Show all lines below holding the string "johir".

⁂

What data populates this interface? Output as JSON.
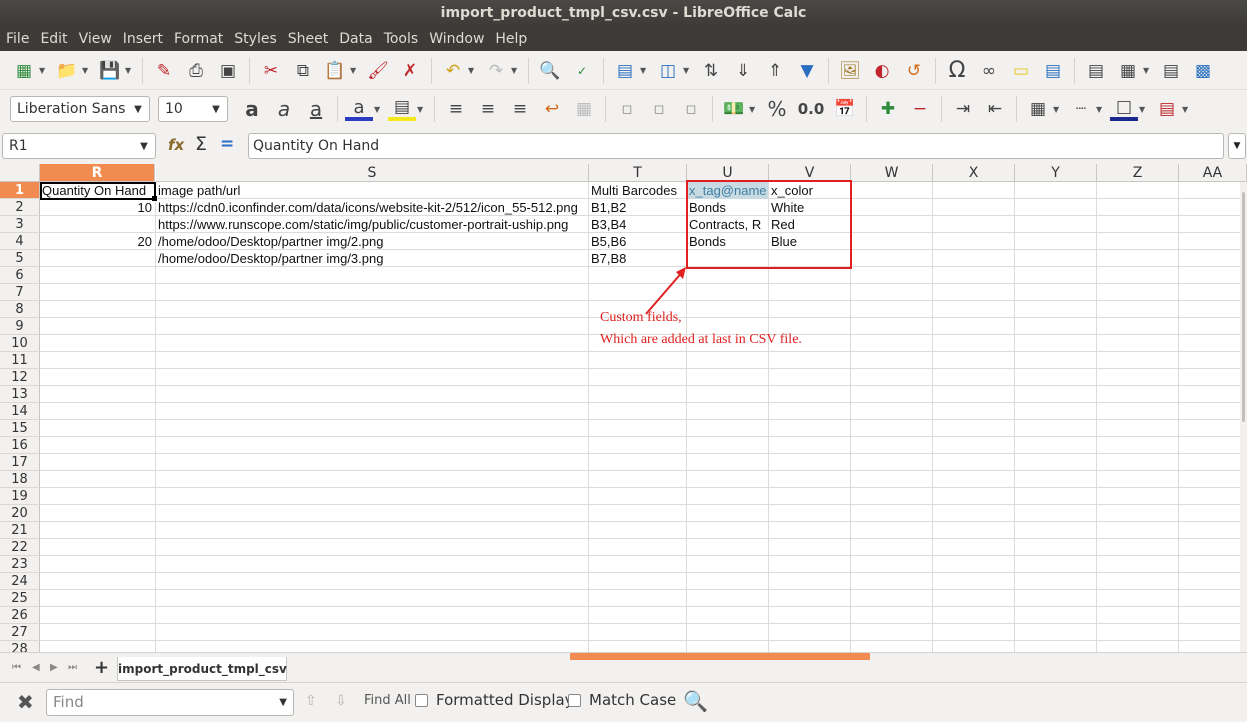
{
  "window": {
    "title": "import_product_tmpl_csv.csv - LibreOffice Calc"
  },
  "menu": [
    "File",
    "Edit",
    "View",
    "Insert",
    "Format",
    "Styles",
    "Sheet",
    "Data",
    "Tools",
    "Window",
    "Help"
  ],
  "toolbar2": {
    "font_name": "Liberation Sans",
    "font_size": "10",
    "number_format_percent": "%",
    "number_format_decimal": "0.0"
  },
  "formula_bar": {
    "name_box": "R1",
    "content": "Quantity On Hand"
  },
  "columns": [
    {
      "label": "R",
      "active": true
    },
    {
      "label": "S"
    },
    {
      "label": "T"
    },
    {
      "label": "U"
    },
    {
      "label": "V"
    },
    {
      "label": "W"
    },
    {
      "label": "X"
    },
    {
      "label": "Y"
    },
    {
      "label": "Z"
    },
    {
      "label": "AA"
    }
  ],
  "row_numbers": [
    "1",
    "2",
    "3",
    "4",
    "5",
    "6",
    "7",
    "8",
    "9",
    "10",
    "11",
    "12",
    "13",
    "14",
    "15",
    "16",
    "17",
    "18",
    "19",
    "20",
    "21",
    "22",
    "23",
    "24",
    "25",
    "26",
    "27",
    "28"
  ],
  "cells": {
    "R1": "Quantity On Hand",
    "S1": "image path/url",
    "T1": "Multi Barcodes",
    "U1": "x_tag@name",
    "V1": "x_color",
    "R2": "10",
    "S2": "https://cdn0.iconfinder.com/data/icons/website-kit-2/512/icon_55-512.png",
    "T2": "B1,B2",
    "U2": "Bonds",
    "V2": "White",
    "S3": "https://www.runscope.com/static/img/public/customer-portrait-uship.png",
    "T3": "B3,B4",
    "U3": "Contracts, R",
    "V3": "Red",
    "R4": "20",
    "S4": "/home/odoo/Desktop/partner img/2.png",
    "T4": "B5,B6",
    "U4": "Bonds",
    "V4": "Blue",
    "S5": "/home/odoo/Desktop/partner img/3.png",
    "T5": "B7,B8"
  },
  "annotation": {
    "line1": "Custom fields,",
    "line2": "Which are added at last in CSV file."
  },
  "sheet_tab": "import_product_tmpl_csv",
  "find_bar": {
    "placeholder": "Find",
    "find_all": "Find All",
    "formatted_display": "Formatted Display",
    "match_case": "Match Case"
  },
  "colors": {
    "accent": "#f28b4f",
    "annotation_red": "#e02020",
    "titlebar": "#3c3b37"
  }
}
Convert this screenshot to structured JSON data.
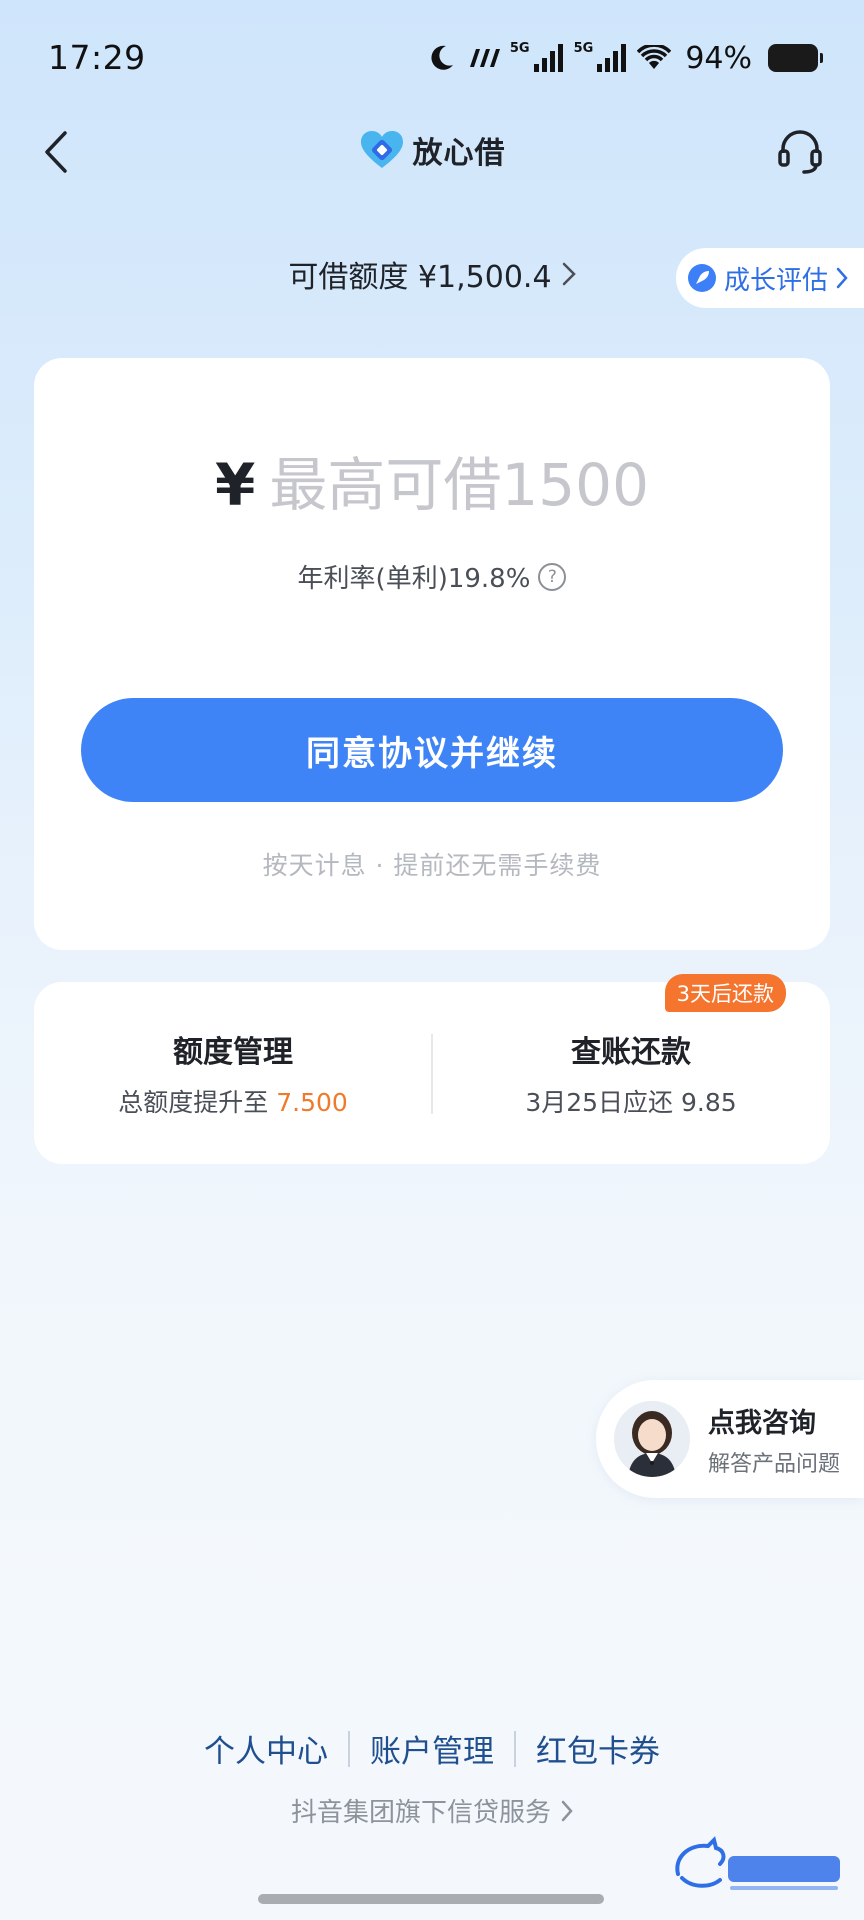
{
  "status_bar": {
    "time": "17:29",
    "network_label_1": "5G",
    "network_label_2": "5G",
    "battery": "94%",
    "icons": [
      "moon-icon",
      "carrier-icon",
      "signal-icon",
      "signal-icon",
      "wifi-icon",
      "battery-icon"
    ]
  },
  "header": {
    "brand_name": "放心借",
    "back_icon": "back-arrow-icon",
    "service_icon": "headset-icon"
  },
  "credit": {
    "label": "可借额度 ¥1,500.4"
  },
  "growth": {
    "label": "成长评估"
  },
  "loan": {
    "currency_symbol": "¥",
    "amount_placeholder": "最高可借1500",
    "rate_text": "年利率(单利)19.8%",
    "help_symbol": "?",
    "agree_button": "同意协议并继续",
    "tip": "按天计息 · 提前还无需手续费"
  },
  "manage": {
    "left_title": "额度管理",
    "left_sub_prefix": "总额度提升至",
    "left_sub_value": "7.500",
    "right_title": "查账还款",
    "right_sub": "3月25日应还 9.85",
    "badge": "3天后还款"
  },
  "consult": {
    "title": "点我咨询",
    "subtitle": "解答产品问题"
  },
  "footer": {
    "links": [
      "个人中心",
      "账户管理",
      "红包卡券"
    ],
    "service_text": "抖音集团旗下信贷服务"
  },
  "colors": {
    "primary": "#3f84f6",
    "accent_orange": "#f5742e",
    "link_blue": "#1f4f8f"
  }
}
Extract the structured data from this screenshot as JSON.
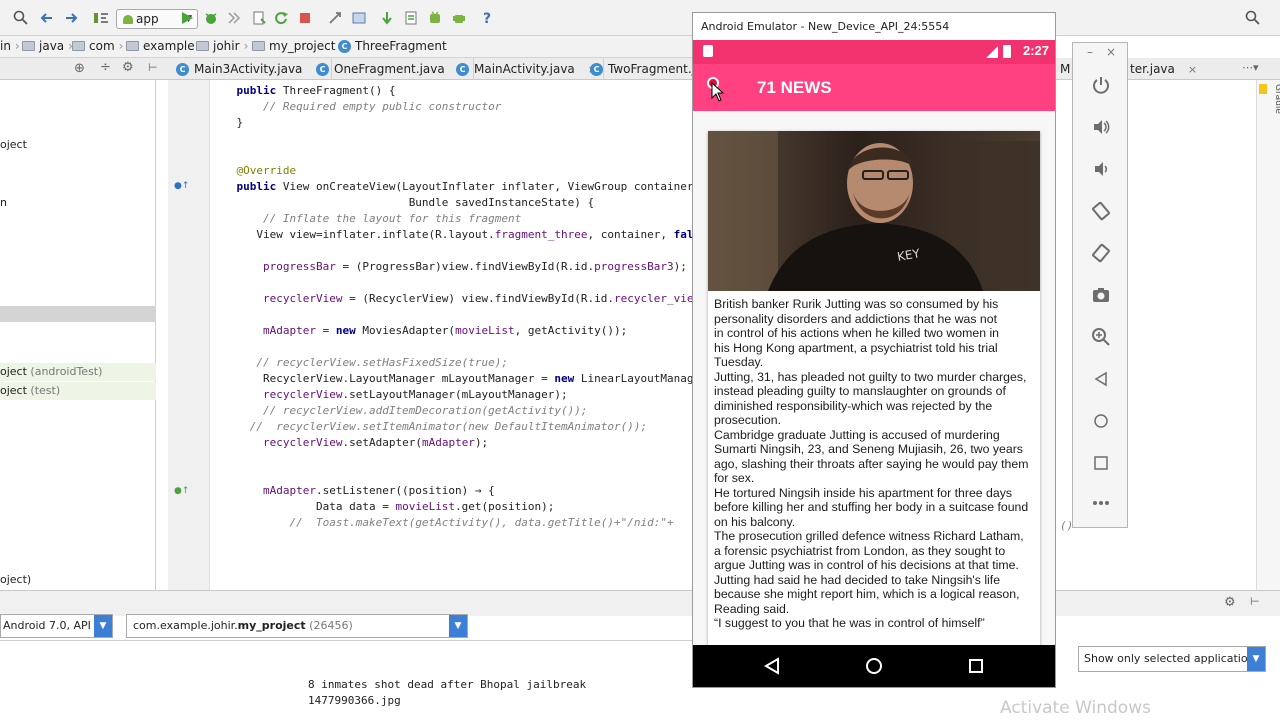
{
  "toolbar": {
    "run_config": "app",
    "icons": [
      "search-icon",
      "undo-icon",
      "redo-icon",
      "make-icon",
      "run-icon",
      "debug-icon",
      "step-icon",
      "apply-changes-icon",
      "rerun-icon",
      "stop-icon",
      "structure-icon",
      "sdk-icon",
      "sync-icon",
      "device-monitor-icon",
      "avd-icon",
      "help-icon"
    ]
  },
  "breadcrumb": {
    "items": [
      "in",
      "java",
      "com",
      "example",
      "johir",
      "my_project",
      "ThreeFragment"
    ]
  },
  "tabs": [
    {
      "label": "Main3Activity.java",
      "active": false
    },
    {
      "label": "OneFragment.java",
      "active": false
    },
    {
      "label": "MainActivity.java",
      "active": false
    },
    {
      "label": "TwoFragment.java",
      "active": false
    },
    {
      "label": "M",
      "active": false
    },
    {
      "label": "ter.java",
      "active": false
    }
  ],
  "project_tree": {
    "rows": [
      {
        "label": "oject",
        "suffix": ""
      },
      {
        "label": "n",
        "suffix": ""
      },
      {
        "label": "oject",
        "suffix": "(androidTest)"
      },
      {
        "label": "oject",
        "suffix": "(test)"
      },
      {
        "label": "oject)",
        "suffix": ""
      }
    ]
  },
  "code": {
    "lines": [
      {
        "indent": "    ",
        "parts": [
          [
            "kw",
            "public "
          ],
          [
            "pl",
            "ThreeFragment() {"
          ]
        ]
      },
      {
        "indent": "        ",
        "parts": [
          [
            "cm",
            "// Required empty public constructor"
          ]
        ]
      },
      {
        "indent": "    ",
        "parts": [
          [
            "pl",
            "}"
          ]
        ]
      },
      {
        "indent": "    ",
        "parts": [
          [
            "an",
            "@Override"
          ]
        ]
      },
      {
        "indent": "    ",
        "parts": [
          [
            "kw",
            "public "
          ],
          [
            "pl",
            "View onCreateView(LayoutInflater inflater, ViewGroup container,"
          ]
        ]
      },
      {
        "indent": "                              ",
        "parts": [
          [
            "pl",
            "Bundle savedInstanceState) {"
          ]
        ]
      },
      {
        "indent": "        ",
        "parts": [
          [
            "cm",
            "// Inflate the layout for this fragment"
          ]
        ]
      },
      {
        "indent": "       ",
        "parts": [
          [
            "pl",
            "View view=inflater.inflate(R.layout."
          ],
          [
            "fd",
            "fragment_three"
          ],
          [
            "pl",
            ", container, "
          ],
          [
            "kw",
            "fal"
          ]
        ]
      },
      {
        "indent": "        ",
        "parts": [
          [
            "fd",
            "progressBar"
          ],
          [
            "pl",
            " = (ProgressBar)view.findViewById(R.id."
          ],
          [
            "fd",
            "progressBar3"
          ],
          [
            "pl",
            ");"
          ]
        ]
      },
      {
        "indent": "        ",
        "parts": [
          [
            "fd",
            "recyclerView"
          ],
          [
            "pl",
            " = (RecyclerView) view.findViewById(R.id."
          ],
          [
            "fd",
            "recycler_vie"
          ]
        ]
      },
      {
        "indent": "        ",
        "parts": [
          [
            "fd",
            "mAdapter"
          ],
          [
            "pl",
            " = "
          ],
          [
            "kw",
            "new "
          ],
          [
            "pl",
            "MoviesAdapter("
          ],
          [
            "fd",
            "movieList"
          ],
          [
            "pl",
            ", getActivity());"
          ]
        ]
      },
      {
        "indent": "       ",
        "parts": [
          [
            "cm",
            "// recyclerView.setHasFixedSize(true);"
          ]
        ]
      },
      {
        "indent": "        ",
        "parts": [
          [
            "pl",
            "RecyclerView.LayoutManager mLayoutManager = "
          ],
          [
            "kw",
            "new "
          ],
          [
            "pl",
            "LinearLayoutManag"
          ]
        ]
      },
      {
        "indent": "        ",
        "parts": [
          [
            "fd",
            "recyclerView"
          ],
          [
            "pl",
            ".setLayoutManager(mLayoutManager);"
          ]
        ]
      },
      {
        "indent": "        ",
        "parts": [
          [
            "cm",
            "// recyclerView.addItemDecoration(getActivity());"
          ]
        ]
      },
      {
        "indent": "      ",
        "parts": [
          [
            "cm",
            "//  recyclerView.setItemAnimator(new DefaultItemAnimator());"
          ]
        ]
      },
      {
        "indent": "        ",
        "parts": [
          [
            "fd",
            "recyclerView"
          ],
          [
            "pl",
            ".setAdapter("
          ],
          [
            "fd",
            "mAdapter"
          ],
          [
            "pl",
            ");"
          ]
        ]
      },
      {
        "indent": "        ",
        "parts": [
          [
            "fd",
            "mAdapter"
          ],
          [
            "pl",
            ".setListener((position) → {"
          ]
        ]
      },
      {
        "indent": "                ",
        "parts": [
          [
            "pl",
            "Data data = "
          ],
          [
            "fd",
            "movieList"
          ],
          [
            "pl",
            ".get(position);"
          ]
        ]
      },
      {
        "indent": "            ",
        "parts": [
          [
            "cm",
            "//  Toast.makeText(getActivity(), data.getTitle()+\"/nid:\"+"
          ]
        ]
      }
    ],
    "right_overflow": "()"
  },
  "run_bar": {
    "device": "Android 7.0, API 24",
    "process_prefix": "com.example.johir.",
    "process_name": "my_project",
    "process_pid": "(26456)",
    "logcat_filter": "Show only selected application"
  },
  "logcat": {
    "lines": [
      "8 inmates shot dead after Bhopal jailbreak",
      "1477990366.jpg"
    ]
  },
  "watermark": "Activate Windows",
  "emulator": {
    "window_title": "Android Emulator - New_Device_API_24:5554",
    "status_time": "2:27",
    "app_title": "71 NEWS",
    "article_text": "British banker Rurik Jutting was so consumed by his\npersonality disorders and addictions that he was not\nin control of his actions when he killed two women in\nhis Hong Kong apartment, a psychiatrist told his trial\nTuesday.\nJutting, 31, has pleaded not guilty to two murder charges,\ninstead pleading guilty to manslaughter on grounds of\ndiminished responsibility-which was rejected by the\nprosecution.\nCambridge graduate Jutting is accused of murdering\nSumarti Ningsih, 23, and Seneng Mujiasih, 26, two years\nago, slashing their throats after saying he would pay them\nfor sex.\nHe tortured Ningsih inside his apartment for three days\nbefore killing her and stuffing her body in a suitcase found\non his balcony.\nThe prosecution grilled defence witness Richard Latham,\na forensic psychiatrist from London, as they sought to\nargue Jutting was in control of his decisions at that time.\nJutting had said he had decided to take Ningsih's life\nbecause she might report him, which is a logical reason,\nReading said.\n“I suggest to you that he was in control of himself”",
    "side_controls": [
      "power-icon",
      "volume-up-icon",
      "volume-down-icon",
      "rotate-left-icon",
      "rotate-right-icon",
      "camera-icon",
      "zoom-icon",
      "back-icon",
      "home-icon",
      "overview-icon",
      "more-icon"
    ],
    "colors": {
      "status_bar": "#f2326f",
      "app_bar": "#ff4081"
    }
  }
}
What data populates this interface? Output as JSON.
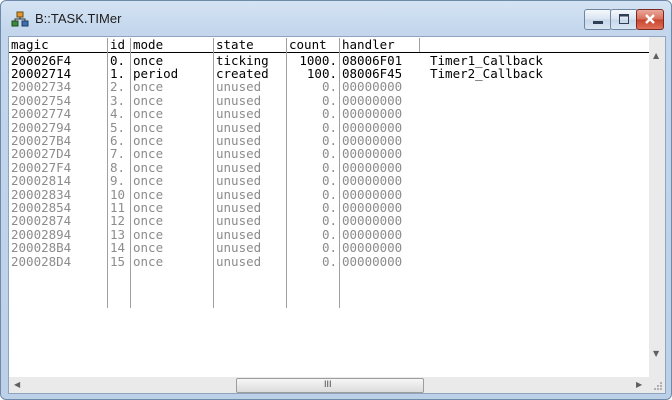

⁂

PROBLEM SOLUTION ▸
      "johir",
    "process_prefix": "com.example.johir.",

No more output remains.